World's largest painting — the size of 10 tennis courts — sells for $78M
Sacha Jafri's painting, The Journey of Humanity, based on artwork created by children during the pandemic
Sacha Jafri is "still a bit overwhelmed" after someone bought his last year's work — a massive, laboriously made painting — for $78 million.
Guinness World Records considers the piece, called The Journey of Humanity, to be the world's largest canvas painting, measuring 1,595.76 square metres — about the size of 10 tennis courts, says Jafri.
The artist split the painting into 70 individual pieces to sell. But he says he was moved to learn there was one buyer who was so inspired by the artwork, he decided to take the whole lot.
"He showed his love of the painting and he was proud to do it. That meant so much to me," Jafri told As It Happens host Carol Off.
The British artist was working in Dubai when the world went into lockdown at the start of the coronavirus pandemic.
He thought about the themes of connection and isolation, and decided to put a call out to children around the world, through ministries and schools, to share their experiences with him through art.
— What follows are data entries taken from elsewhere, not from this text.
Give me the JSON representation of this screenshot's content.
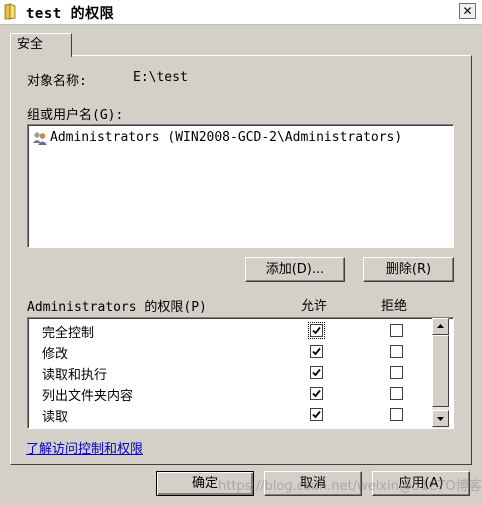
{
  "window": {
    "title": "test 的权限",
    "close_glyph": "✕"
  },
  "tab": {
    "label": "安全"
  },
  "object": {
    "label": "对象名称:",
    "value": "E:\\test"
  },
  "groups": {
    "label": "组或用户名(G):",
    "items": [
      {
        "name": "Administrators (WIN2008-GCD-2\\Administrators)",
        "icon": "users-icon"
      }
    ],
    "add_button": "添加(D)...",
    "remove_button": "删除(R)"
  },
  "permissions": {
    "label": "Administrators 的权限(P)",
    "allow_header": "允许",
    "deny_header": "拒绝",
    "rows": [
      {
        "name": "完全控制",
        "allow": true,
        "deny": false
      },
      {
        "name": "修改",
        "allow": true,
        "deny": false
      },
      {
        "name": "读取和执行",
        "allow": true,
        "deny": false
      },
      {
        "name": "列出文件夹内容",
        "allow": true,
        "deny": false
      },
      {
        "name": "读取",
        "allow": true,
        "deny": false
      }
    ]
  },
  "link": {
    "label": "了解访问控制和权限"
  },
  "footer": {
    "ok": "确定",
    "cancel": "取消",
    "apply": "应用(A)"
  },
  "watermark": "https://blog.csdn.net/weixin@51CTO博客"
}
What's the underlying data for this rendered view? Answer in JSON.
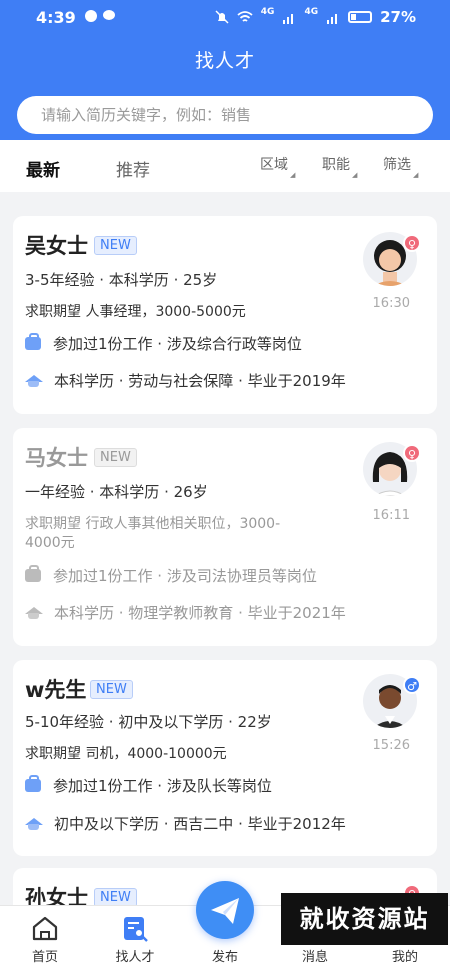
{
  "status": {
    "time": "4:39",
    "signal_a": "4G",
    "signal_b": "4G",
    "battery": "27%"
  },
  "header": {
    "title": "找人才"
  },
  "search": {
    "placeholder": "请输入简历关键字，例如：销售"
  },
  "tabs": [
    {
      "label": "最新"
    },
    {
      "label": "推荐"
    }
  ],
  "filters": [
    {
      "label": "区域"
    },
    {
      "label": "职能"
    },
    {
      "label": "筛选"
    }
  ],
  "colors": {
    "accent": "#3f7ef5",
    "female": "#f06a7a",
    "male": "#3f7ef5"
  },
  "candidates": [
    {
      "name": "吴女士",
      "badge": "NEW",
      "summary": "3-5年经验 · 本科学历 · 25岁",
      "expect_line1": "求职期望 人事经理，3000-5000元",
      "work": "参加过1份工作 · 涉及综合行政等岗位",
      "edu": "本科学历 · 劳动与社会保障 · 毕业于2019年",
      "time": "16:30",
      "gender_icon": "female-icon"
    },
    {
      "name": "马女士",
      "badge": "NEW",
      "summary": "一年经验 · 本科学历 · 26岁",
      "expect_line1": "求职期望 行政人事其他相关职位，3000-",
      "expect_line2": "4000元",
      "work": "参加过1份工作 · 涉及司法协理员等岗位",
      "edu": "本科学历 · 物理学教师教育 · 毕业于2021年",
      "time": "16:11",
      "gender_icon": "female-icon"
    },
    {
      "name": "w先生",
      "badge": "NEW",
      "summary": "5-10年经验 · 初中及以下学历 · 22岁",
      "expect_line1": "求职期望 司机，4000-10000元",
      "work": "参加过1份工作 · 涉及队长等岗位",
      "edu": "初中及以下学历 · 西吉二中 · 毕业于2012年",
      "time": "15:26",
      "gender_icon": "male-icon"
    },
    {
      "name": "孙女士",
      "badge": "NEW",
      "gender_icon": "female-icon"
    }
  ],
  "nav": [
    {
      "label": "首页",
      "icon": "home-icon"
    },
    {
      "label": "找人才",
      "icon": "find-talent-icon"
    },
    {
      "label": "发布",
      "icon": "publish-icon"
    },
    {
      "label": "消息",
      "icon": "message-icon"
    },
    {
      "label": "我的",
      "icon": "profile-icon"
    }
  ],
  "watermark": "就收资源站"
}
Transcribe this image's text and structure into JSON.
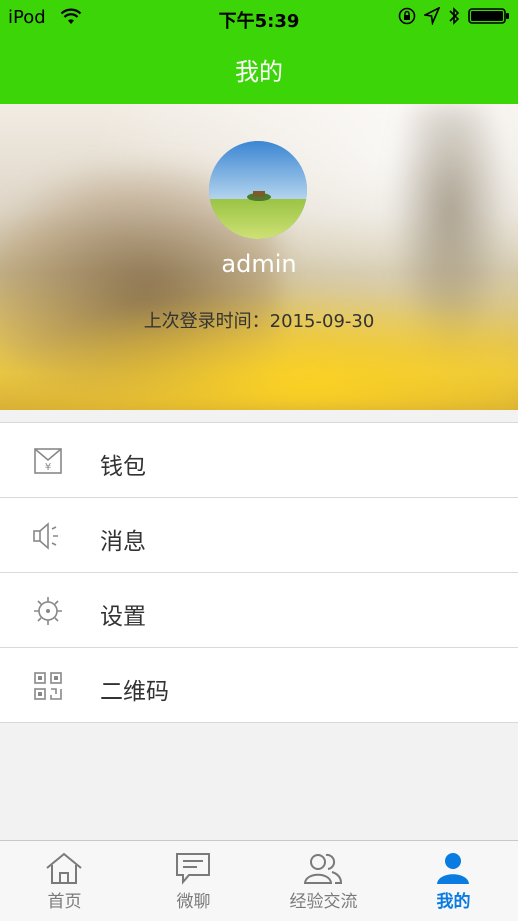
{
  "status_bar": {
    "carrier": "iPod",
    "time": "下午5:39",
    "icons": [
      "wifi-icon",
      "orientation-lock-icon",
      "location-icon",
      "bluetooth-icon",
      "battery-icon"
    ]
  },
  "nav": {
    "title": "我的"
  },
  "profile": {
    "username": "admin",
    "last_login": "上次登录时间：2015-09-30"
  },
  "menu": {
    "items": [
      {
        "label": "钱包",
        "icon": "wallet-icon"
      },
      {
        "label": "消息",
        "icon": "speaker-icon"
      },
      {
        "label": "设置",
        "icon": "settings-icon"
      },
      {
        "label": "二维码",
        "icon": "qr-code-icon"
      }
    ]
  },
  "tabbar": {
    "tabs": [
      {
        "label": "首页",
        "icon": "home-icon"
      },
      {
        "label": "微聊",
        "icon": "chat-icon"
      },
      {
        "label": "经验交流",
        "icon": "users-icon"
      },
      {
        "label": "我的",
        "icon": "person-icon",
        "active": true
      }
    ]
  },
  "colors": {
    "nav_green": "#3bd508",
    "active_tab_blue": "#0a7be0"
  }
}
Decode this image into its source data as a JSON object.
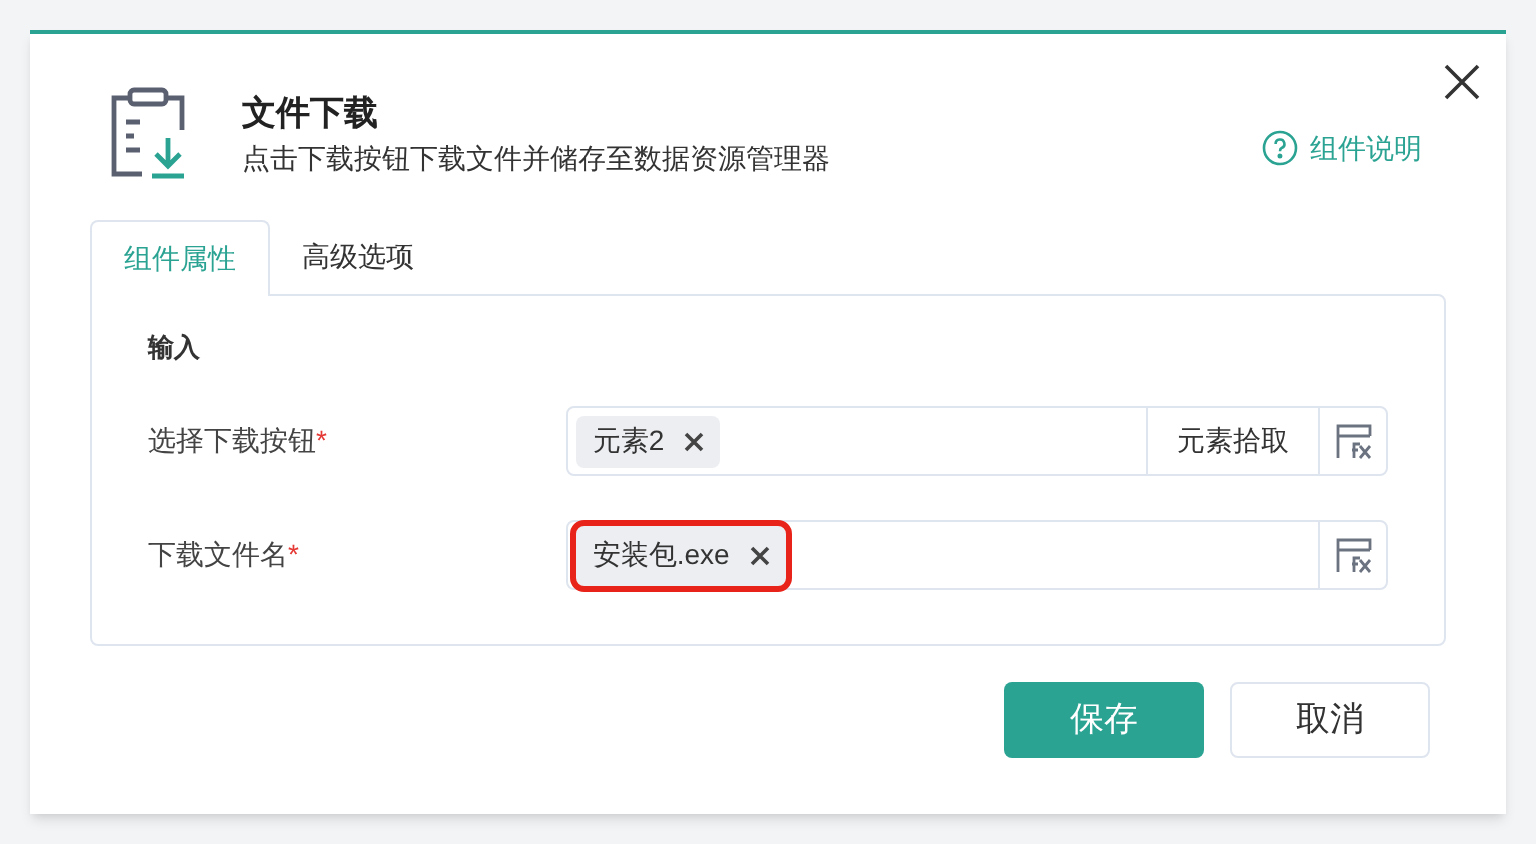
{
  "dialog": {
    "title": "文件下载",
    "subtitle": "点击下载按钮下载文件并储存至数据资源管理器",
    "help_link": "组件说明"
  },
  "tabs": [
    {
      "label": "组件属性",
      "selected": true
    },
    {
      "label": "高级选项",
      "selected": false
    }
  ],
  "section_title": "输入",
  "fields": [
    {
      "label": "选择下载按钮",
      "required_mark": "*",
      "tags": [
        {
          "text": "元素2",
          "highlighted": false
        }
      ],
      "pick_button": "元素拾取"
    },
    {
      "label": "下载文件名",
      "required_mark": "*",
      "tags": [
        {
          "text": "安装包.exe",
          "highlighted": true
        }
      ]
    }
  ],
  "buttons": {
    "save": "保存",
    "cancel": "取消"
  }
}
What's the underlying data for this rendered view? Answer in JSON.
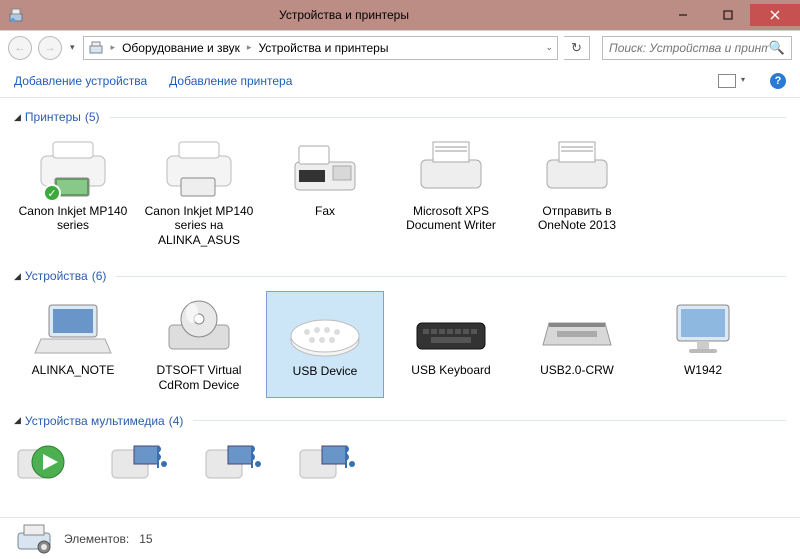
{
  "window": {
    "title": "Устройства и принтеры"
  },
  "breadcrumb": {
    "item1": "Оборудование и звук",
    "item2": "Устройства и принтеры"
  },
  "search": {
    "placeholder": "Поиск: Устройства и принте..."
  },
  "toolbar": {
    "add_device": "Добавление устройства",
    "add_printer": "Добавление принтера"
  },
  "groups": {
    "printers": {
      "label": "Принтеры",
      "count": "(5)"
    },
    "devices": {
      "label": "Устройства",
      "count": "(6)"
    },
    "multimedia": {
      "label": "Устройства мультимедиа",
      "count": "(4)"
    }
  },
  "printers": [
    {
      "name": "Canon Inkjet MP140 series",
      "default": true
    },
    {
      "name": "Canon Inkjet MP140 series на ALINKA_ASUS",
      "default": false
    },
    {
      "name": "Fax",
      "default": false
    },
    {
      "name": "Microsoft XPS Document Writer",
      "default": false
    },
    {
      "name": "Отправить в OneNote 2013",
      "default": false
    }
  ],
  "devices": [
    {
      "name": "ALINKA_NOTE"
    },
    {
      "name": "DTSOFT Virtual CdRom Device"
    },
    {
      "name": "USB Device"
    },
    {
      "name": "USB Keyboard"
    },
    {
      "name": "USB2.0-CRW"
    },
    {
      "name": "W1942"
    }
  ],
  "status": {
    "label": "Элементов:",
    "count": "15"
  }
}
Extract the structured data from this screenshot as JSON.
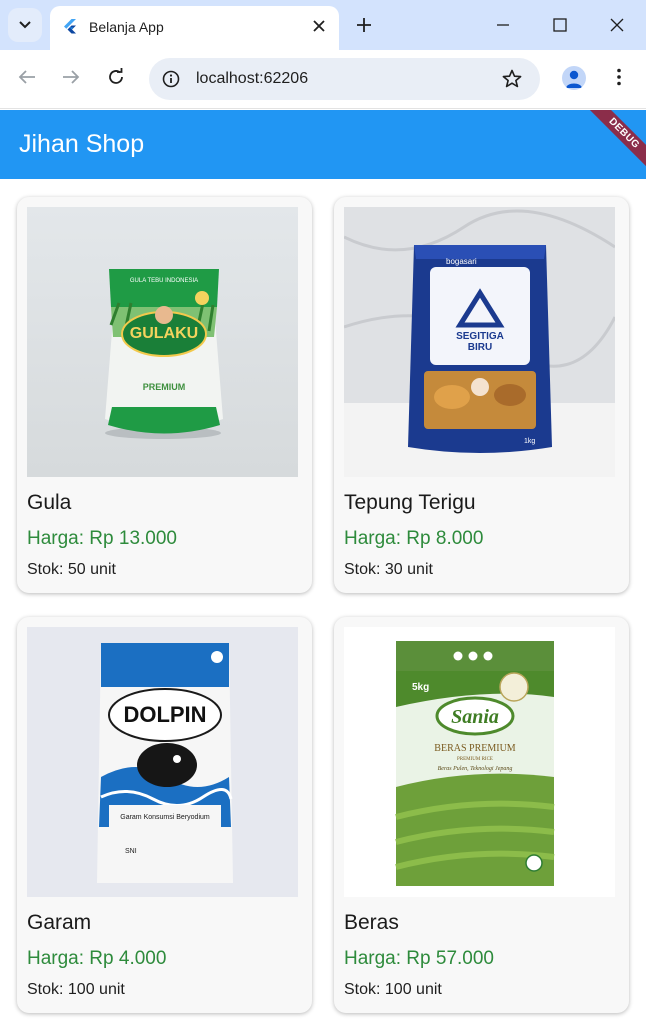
{
  "browser": {
    "tab_title": "Belanja App",
    "url": "localhost:62206"
  },
  "app": {
    "title": "Jihan Shop",
    "debug_label": "DEBUG",
    "primary_color": "#2196f3",
    "price_color": "#2e8b3c"
  },
  "products": [
    {
      "name": "Gula",
      "price": "Harga: Rp 13.000",
      "stock": "Stok: 50 unit"
    },
    {
      "name": "Tepung Terigu",
      "price": "Harga: Rp 8.000",
      "stock": "Stok: 30 unit"
    },
    {
      "name": "Garam",
      "price": "Harga: Rp 4.000",
      "stock": "Stok: 100 unit"
    },
    {
      "name": "Beras",
      "price": "Harga: Rp 57.000",
      "stock": "Stok: 100 unit"
    }
  ],
  "product_images": {
    "gula": {
      "brand": "GULAKU",
      "line1": "GULA TEBU INDONESIA",
      "line2": "PREMIUM"
    },
    "terigu": {
      "brand": "bogasari",
      "line1": "SEGITIGA",
      "line2": "BIRU",
      "weight": "1kg"
    },
    "garam": {
      "brand": "DOLPIN",
      "line1": "Garam Konsumsi Beryodium",
      "reg": "SNI"
    },
    "beras": {
      "brand": "Sania",
      "line1": "BERAS PREMIUM",
      "line2": "PREMIUM RICE",
      "line3": "Beras Pulen, Teknologi Jepang",
      "weight": "5kg"
    }
  }
}
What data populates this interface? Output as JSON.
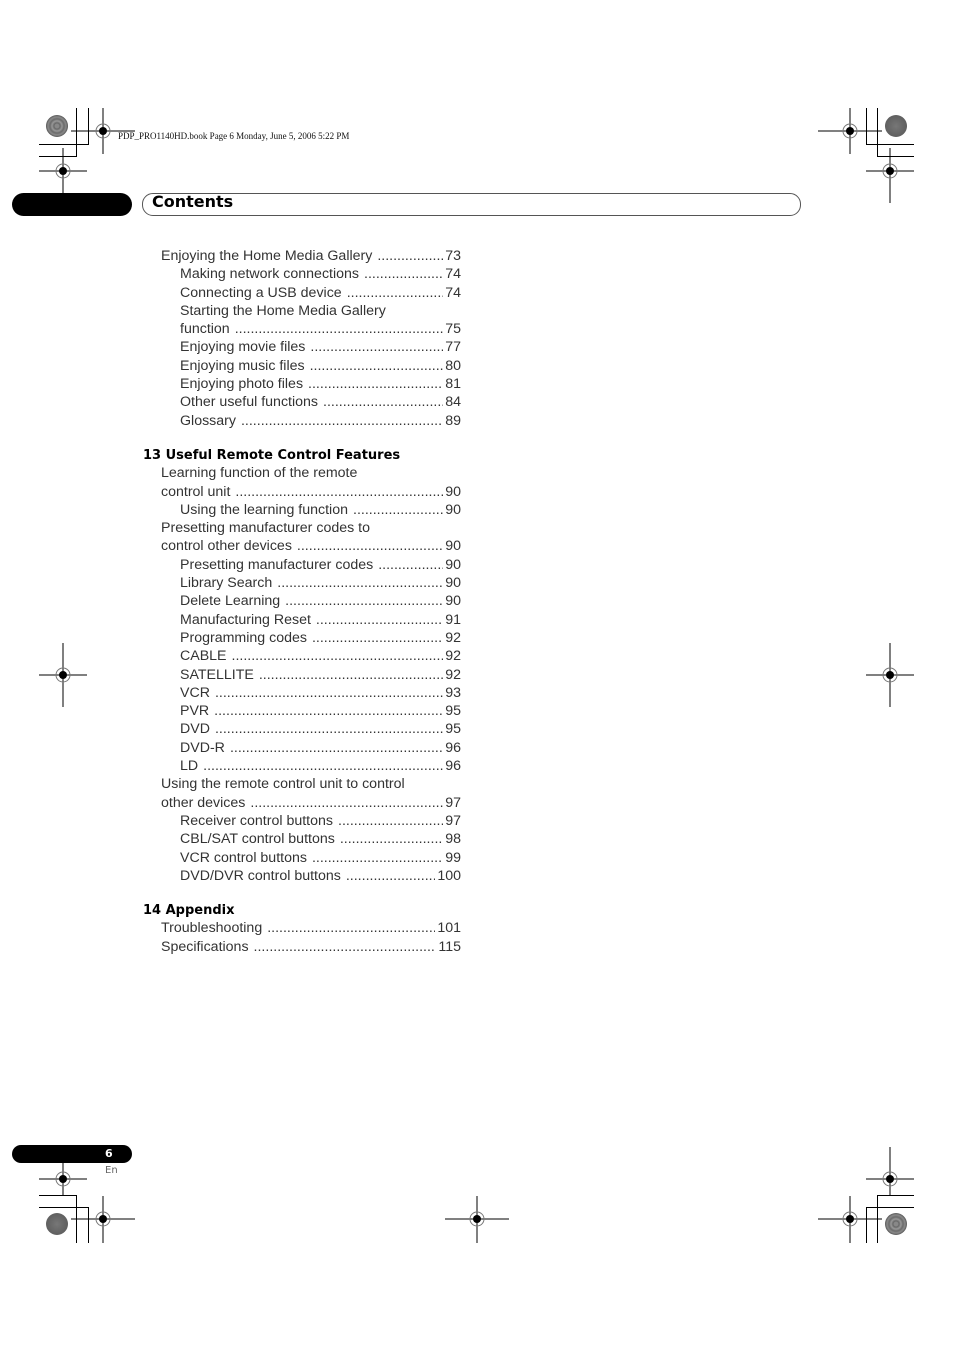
{
  "file_header": "PDP_PRO1140HD.book  Page 6  Monday, June 5, 2006  5:22 PM",
  "title": "Contents",
  "toc": {
    "pre_entries": [
      {
        "level": 1,
        "label": "Enjoying the Home Media Gallery",
        "page": "73"
      },
      {
        "level": 2,
        "label": "Making network connections",
        "page": "74"
      },
      {
        "level": 2,
        "label": "Connecting a USB device",
        "page": "74"
      },
      {
        "level": 2,
        "label": "Starting the Home Media Gallery",
        "page": ""
      },
      {
        "level": 2,
        "label": "function",
        "page": "75"
      },
      {
        "level": 2,
        "label": "Enjoying movie files",
        "page": "77"
      },
      {
        "level": 2,
        "label": "Enjoying music files",
        "page": "80"
      },
      {
        "level": 2,
        "label": "Enjoying photo files",
        "page": "81"
      },
      {
        "level": 2,
        "label": "Other useful functions",
        "page": "84"
      },
      {
        "level": 2,
        "label": "Glossary",
        "page": "89"
      }
    ],
    "sections": [
      {
        "heading": "13 Useful Remote Control Features",
        "entries": [
          {
            "level": 1,
            "label": "Learning function of the remote",
            "page": ""
          },
          {
            "level": 1,
            "label": "control unit",
            "page": "90"
          },
          {
            "level": 2,
            "label": "Using the learning function",
            "page": "90"
          },
          {
            "level": 1,
            "label": "Presetting manufacturer codes to",
            "page": ""
          },
          {
            "level": 1,
            "label": "control other devices",
            "page": "90"
          },
          {
            "level": 2,
            "label": "Presetting manufacturer codes",
            "page": "90"
          },
          {
            "level": 2,
            "label": "Library Search",
            "page": "90"
          },
          {
            "level": 2,
            "label": "Delete Learning",
            "page": "90"
          },
          {
            "level": 2,
            "label": "Manufacturing Reset",
            "page": "91"
          },
          {
            "level": 2,
            "label": "Programming  codes",
            "page": "92"
          },
          {
            "level": 2,
            "label": "CABLE",
            "page": "92"
          },
          {
            "level": 2,
            "label": "SATELLITE",
            "page": "92"
          },
          {
            "level": 2,
            "label": "VCR",
            "page": "93"
          },
          {
            "level": 2,
            "label": "PVR",
            "page": "95"
          },
          {
            "level": 2,
            "label": "DVD",
            "page": "95"
          },
          {
            "level": 2,
            "label": "DVD-R",
            "page": "96"
          },
          {
            "level": 2,
            "label": "LD",
            "page": "96"
          },
          {
            "level": 1,
            "label": "Using the remote control unit to control",
            "page": ""
          },
          {
            "level": 1,
            "label": "other devices",
            "page": "97"
          },
          {
            "level": 2,
            "label": "Receiver control buttons",
            "page": "97"
          },
          {
            "level": 2,
            "label": "CBL/SAT control buttons",
            "page": "98"
          },
          {
            "level": 2,
            "label": "VCR control buttons",
            "page": "99"
          },
          {
            "level": 2,
            "label": "DVD/DVR control buttons",
            "page": "100"
          }
        ]
      },
      {
        "heading": "14 Appendix",
        "entries": [
          {
            "level": 1,
            "label": "Troubleshooting",
            "page": "101"
          },
          {
            "level": 1,
            "label": "Specifications",
            "page": "115"
          }
        ]
      }
    ]
  },
  "footer": {
    "page_number": "6",
    "language": "En"
  }
}
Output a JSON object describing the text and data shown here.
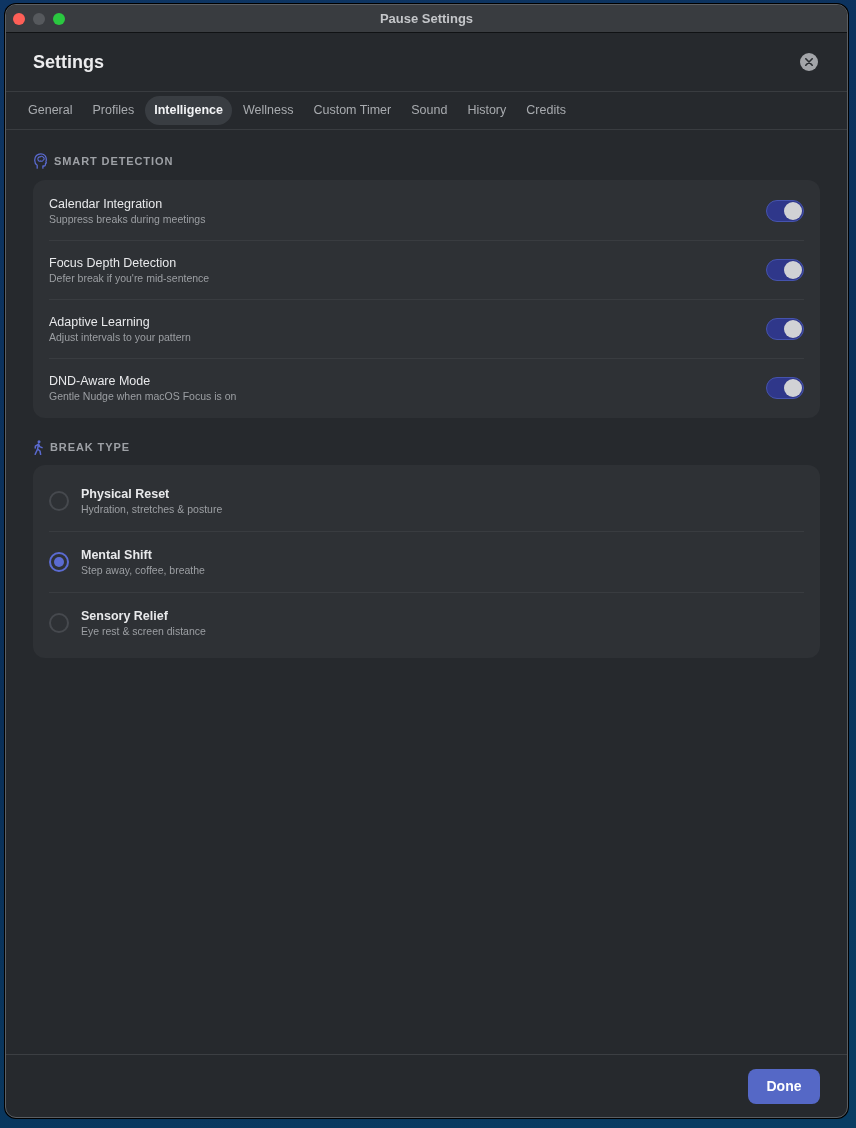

His painting is based on the stories he saw in their work.
"We got millions of artworks from children [in] over 140 countries … from every walk of life … from orphans to refugees to the wealthy," Jafri said.
"I pasted a lot of their artwork into these huge circular portals that I created in the painting. So the idea was you'd have The Journey of Humanity — my painting — and that's the world as we know it. But I wanted to lead us to a better world through these circular portals, through the hearts, minds and souls of our children."
The images the kids sent Jafri were mostly dealing with how the pandemic was changing their lives, he said.
"They were just exposing how they felt. It was just truth. There was pain. There was fear. There was a feeling of disconnection … frustration," he said. "But then [there was] a huge amount of hope and love."
For the next eight months, Jafri worked on the painting at the Atlantis Palm hotel in Dubai, where his canvas was just able to fit inside the ballroom.
Once finished, he planned to sell the work to fund health, sanitation and education initiatives for children living in poverty.
"I believe that our childhood is our greatest gift," he said. "And, sadly, it's the first thing we're taught or encouraged to move on from … As an adult, we should use all our power inside us to keep the child alive forever."
Jafri painted for 20 hours a day over the course of eight months to create the work. He used 1,065 paint brushes and 6,300 litres of paint.
He covered every inch of the painting all on his own, but not without the impact of carrying all those paint cans from one end of the canvas to the other, and then stretching and bending enough for his brush to reach each spot.
"I did a lot of damage to my body," he said. "I paint from a very sort of deep, meditative state. So I'm in a trance. I don't realize the damage I'm doing.
"I actually had to have [an] emergency operation on my back. Both my two vertebrae came out completely because the cushioning had gone. So they had to do an emergency operation and put a pole through my spine. My pelvis went out of line on both axes and my heels actually just disconnected from my feet."
But he kept going, and people around him noticed. One of them ended up being the buyer, Andre Abdoune, a French national living in Dubai who has a cryptocurrency business.
"This guy just kept coming in and looking at it … [he] broke down in tears," Jafri said. "I could see he was having a very spiritual connection."
Abdoune visited Jafri five days in a row, for several hours each day. He thought it would be a "travesty" to split the painting into 70 pieces in order to raise funds, Jafri said.
And then they ran out of things to talk about, and Jafri said he'd just let him stay there to observe the painting.
When the auction took place on Monday, Jafri aimed to sell his artwork in batches for $30 million US to raise money for charities including UNICEF, UNESCO, Global Gift Foundation and Dubai Cares.
People called in from Miami, Mexico, and L.A., as well as Switzerland, China, India and Russia to bid on the pieces. There weren't many bids from the Middle East, but Jafri noticed one person in the auction house who he recognized.
"This guy was in the room and I noticed it was him. I think his first bid was at $50 mill. And I was like, 'Whoa, OK, this could be interesting … And it just kept firing up and up."
Jafri says he's grateful to the buyer, who plans to build a museum to house the work.
Written by Mehek Mazhar with files from Reuters. Interview producer by John McGill.